In the data below, find every line with the string "Название" and pull it out.
----- DATA EXCERPTS
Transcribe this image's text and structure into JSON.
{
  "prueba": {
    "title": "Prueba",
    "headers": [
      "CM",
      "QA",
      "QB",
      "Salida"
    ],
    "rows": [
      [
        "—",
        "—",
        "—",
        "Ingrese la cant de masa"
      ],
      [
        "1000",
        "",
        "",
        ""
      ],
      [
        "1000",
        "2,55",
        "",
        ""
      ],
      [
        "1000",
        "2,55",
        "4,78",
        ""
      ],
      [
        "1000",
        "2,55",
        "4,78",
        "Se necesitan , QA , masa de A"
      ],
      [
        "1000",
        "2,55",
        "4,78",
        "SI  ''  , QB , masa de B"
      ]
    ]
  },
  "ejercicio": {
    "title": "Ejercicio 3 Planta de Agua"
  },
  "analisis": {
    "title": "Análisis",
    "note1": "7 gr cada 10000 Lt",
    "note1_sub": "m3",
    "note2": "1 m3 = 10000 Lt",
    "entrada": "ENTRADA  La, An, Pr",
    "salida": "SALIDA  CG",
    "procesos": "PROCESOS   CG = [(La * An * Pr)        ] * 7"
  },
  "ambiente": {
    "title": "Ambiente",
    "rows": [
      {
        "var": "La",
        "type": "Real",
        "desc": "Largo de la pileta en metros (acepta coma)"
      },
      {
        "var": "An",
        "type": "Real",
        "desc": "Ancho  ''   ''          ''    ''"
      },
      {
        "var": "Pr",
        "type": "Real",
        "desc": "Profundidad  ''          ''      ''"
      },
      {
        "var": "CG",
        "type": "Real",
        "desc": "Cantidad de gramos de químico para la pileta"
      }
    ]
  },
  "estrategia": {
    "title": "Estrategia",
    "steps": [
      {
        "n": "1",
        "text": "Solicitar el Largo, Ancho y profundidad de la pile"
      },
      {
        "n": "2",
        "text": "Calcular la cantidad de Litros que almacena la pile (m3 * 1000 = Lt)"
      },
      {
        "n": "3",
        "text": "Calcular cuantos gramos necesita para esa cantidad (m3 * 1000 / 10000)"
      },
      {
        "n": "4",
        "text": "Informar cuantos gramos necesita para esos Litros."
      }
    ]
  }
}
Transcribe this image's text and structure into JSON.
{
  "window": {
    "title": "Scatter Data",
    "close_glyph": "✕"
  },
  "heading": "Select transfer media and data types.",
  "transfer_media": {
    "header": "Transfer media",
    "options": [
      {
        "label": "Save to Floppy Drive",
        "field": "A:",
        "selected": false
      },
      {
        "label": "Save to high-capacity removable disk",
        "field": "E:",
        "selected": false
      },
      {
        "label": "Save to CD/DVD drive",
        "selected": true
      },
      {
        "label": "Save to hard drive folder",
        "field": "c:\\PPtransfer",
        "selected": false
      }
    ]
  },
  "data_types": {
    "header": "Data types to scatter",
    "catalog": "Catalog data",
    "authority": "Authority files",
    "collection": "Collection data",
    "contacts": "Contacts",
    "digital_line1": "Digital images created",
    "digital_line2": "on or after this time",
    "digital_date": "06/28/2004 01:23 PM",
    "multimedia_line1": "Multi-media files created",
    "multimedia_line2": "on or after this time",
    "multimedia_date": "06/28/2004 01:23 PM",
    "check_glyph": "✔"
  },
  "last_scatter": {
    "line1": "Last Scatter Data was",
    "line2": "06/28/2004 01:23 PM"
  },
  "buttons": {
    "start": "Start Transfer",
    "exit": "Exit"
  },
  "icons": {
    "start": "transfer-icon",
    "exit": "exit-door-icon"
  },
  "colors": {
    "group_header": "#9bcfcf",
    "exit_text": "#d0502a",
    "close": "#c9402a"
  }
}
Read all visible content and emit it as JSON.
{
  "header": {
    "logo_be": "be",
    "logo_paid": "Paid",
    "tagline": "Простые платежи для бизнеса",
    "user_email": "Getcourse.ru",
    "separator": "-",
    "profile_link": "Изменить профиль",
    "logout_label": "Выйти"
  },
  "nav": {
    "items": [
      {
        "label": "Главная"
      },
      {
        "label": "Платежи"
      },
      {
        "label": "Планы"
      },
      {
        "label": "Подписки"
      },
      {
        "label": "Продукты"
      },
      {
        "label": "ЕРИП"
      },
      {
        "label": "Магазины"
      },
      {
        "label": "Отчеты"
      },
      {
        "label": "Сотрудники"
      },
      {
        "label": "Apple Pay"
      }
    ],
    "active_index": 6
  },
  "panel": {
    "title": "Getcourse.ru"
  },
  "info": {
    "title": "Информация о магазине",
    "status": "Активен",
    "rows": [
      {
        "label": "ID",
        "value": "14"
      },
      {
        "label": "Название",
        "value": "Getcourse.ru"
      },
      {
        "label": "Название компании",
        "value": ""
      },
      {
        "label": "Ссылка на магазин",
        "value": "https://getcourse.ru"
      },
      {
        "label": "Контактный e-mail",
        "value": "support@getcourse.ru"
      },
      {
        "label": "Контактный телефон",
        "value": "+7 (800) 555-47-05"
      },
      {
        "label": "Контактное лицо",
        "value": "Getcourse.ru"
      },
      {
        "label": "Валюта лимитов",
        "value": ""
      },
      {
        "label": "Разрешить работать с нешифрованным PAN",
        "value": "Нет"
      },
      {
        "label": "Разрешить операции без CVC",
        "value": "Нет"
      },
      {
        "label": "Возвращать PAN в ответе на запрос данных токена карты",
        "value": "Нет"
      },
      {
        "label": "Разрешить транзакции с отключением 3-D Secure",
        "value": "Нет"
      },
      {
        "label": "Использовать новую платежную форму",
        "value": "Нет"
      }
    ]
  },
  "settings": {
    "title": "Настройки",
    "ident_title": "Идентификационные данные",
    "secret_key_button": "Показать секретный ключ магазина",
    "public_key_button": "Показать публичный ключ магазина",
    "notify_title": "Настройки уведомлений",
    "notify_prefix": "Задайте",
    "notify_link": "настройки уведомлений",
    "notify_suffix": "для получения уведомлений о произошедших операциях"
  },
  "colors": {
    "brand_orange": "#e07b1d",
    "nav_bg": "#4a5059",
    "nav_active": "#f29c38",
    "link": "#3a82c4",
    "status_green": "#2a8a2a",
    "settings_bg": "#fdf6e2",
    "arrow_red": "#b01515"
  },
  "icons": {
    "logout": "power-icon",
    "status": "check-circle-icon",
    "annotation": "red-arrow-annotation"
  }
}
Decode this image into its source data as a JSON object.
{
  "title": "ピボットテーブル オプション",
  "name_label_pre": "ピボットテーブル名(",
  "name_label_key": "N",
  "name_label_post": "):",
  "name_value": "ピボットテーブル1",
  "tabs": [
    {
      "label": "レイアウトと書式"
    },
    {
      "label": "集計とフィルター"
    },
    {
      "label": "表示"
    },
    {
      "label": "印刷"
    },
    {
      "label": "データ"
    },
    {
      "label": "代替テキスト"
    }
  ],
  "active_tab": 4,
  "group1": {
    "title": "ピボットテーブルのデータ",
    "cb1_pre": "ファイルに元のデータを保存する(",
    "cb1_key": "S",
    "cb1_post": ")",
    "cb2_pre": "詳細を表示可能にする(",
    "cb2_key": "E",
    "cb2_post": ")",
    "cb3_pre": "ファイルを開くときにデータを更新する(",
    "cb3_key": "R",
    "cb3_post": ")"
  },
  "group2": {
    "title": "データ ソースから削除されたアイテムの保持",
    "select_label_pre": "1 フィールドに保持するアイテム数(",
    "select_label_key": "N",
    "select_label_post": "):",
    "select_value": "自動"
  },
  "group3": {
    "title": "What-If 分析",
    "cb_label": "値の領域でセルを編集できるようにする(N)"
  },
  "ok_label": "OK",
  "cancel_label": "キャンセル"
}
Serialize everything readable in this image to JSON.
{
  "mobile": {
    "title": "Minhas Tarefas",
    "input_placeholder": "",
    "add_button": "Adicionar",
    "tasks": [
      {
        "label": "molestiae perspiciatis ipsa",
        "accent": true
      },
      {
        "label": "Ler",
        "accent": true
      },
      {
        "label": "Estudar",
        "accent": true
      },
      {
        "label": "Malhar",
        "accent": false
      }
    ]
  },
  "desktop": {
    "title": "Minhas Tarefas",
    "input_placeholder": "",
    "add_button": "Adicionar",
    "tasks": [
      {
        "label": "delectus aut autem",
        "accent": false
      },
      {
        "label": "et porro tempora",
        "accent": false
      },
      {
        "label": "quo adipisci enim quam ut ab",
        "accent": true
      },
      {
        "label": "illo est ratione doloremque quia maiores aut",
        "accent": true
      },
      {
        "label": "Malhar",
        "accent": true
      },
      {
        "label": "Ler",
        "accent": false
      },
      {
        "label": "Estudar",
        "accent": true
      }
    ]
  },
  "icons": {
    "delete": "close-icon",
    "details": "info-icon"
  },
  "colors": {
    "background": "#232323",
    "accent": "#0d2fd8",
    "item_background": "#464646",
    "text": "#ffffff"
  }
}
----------
■ **RESULT BELOW**:
        "label": "Название",
        "label": "Название компании",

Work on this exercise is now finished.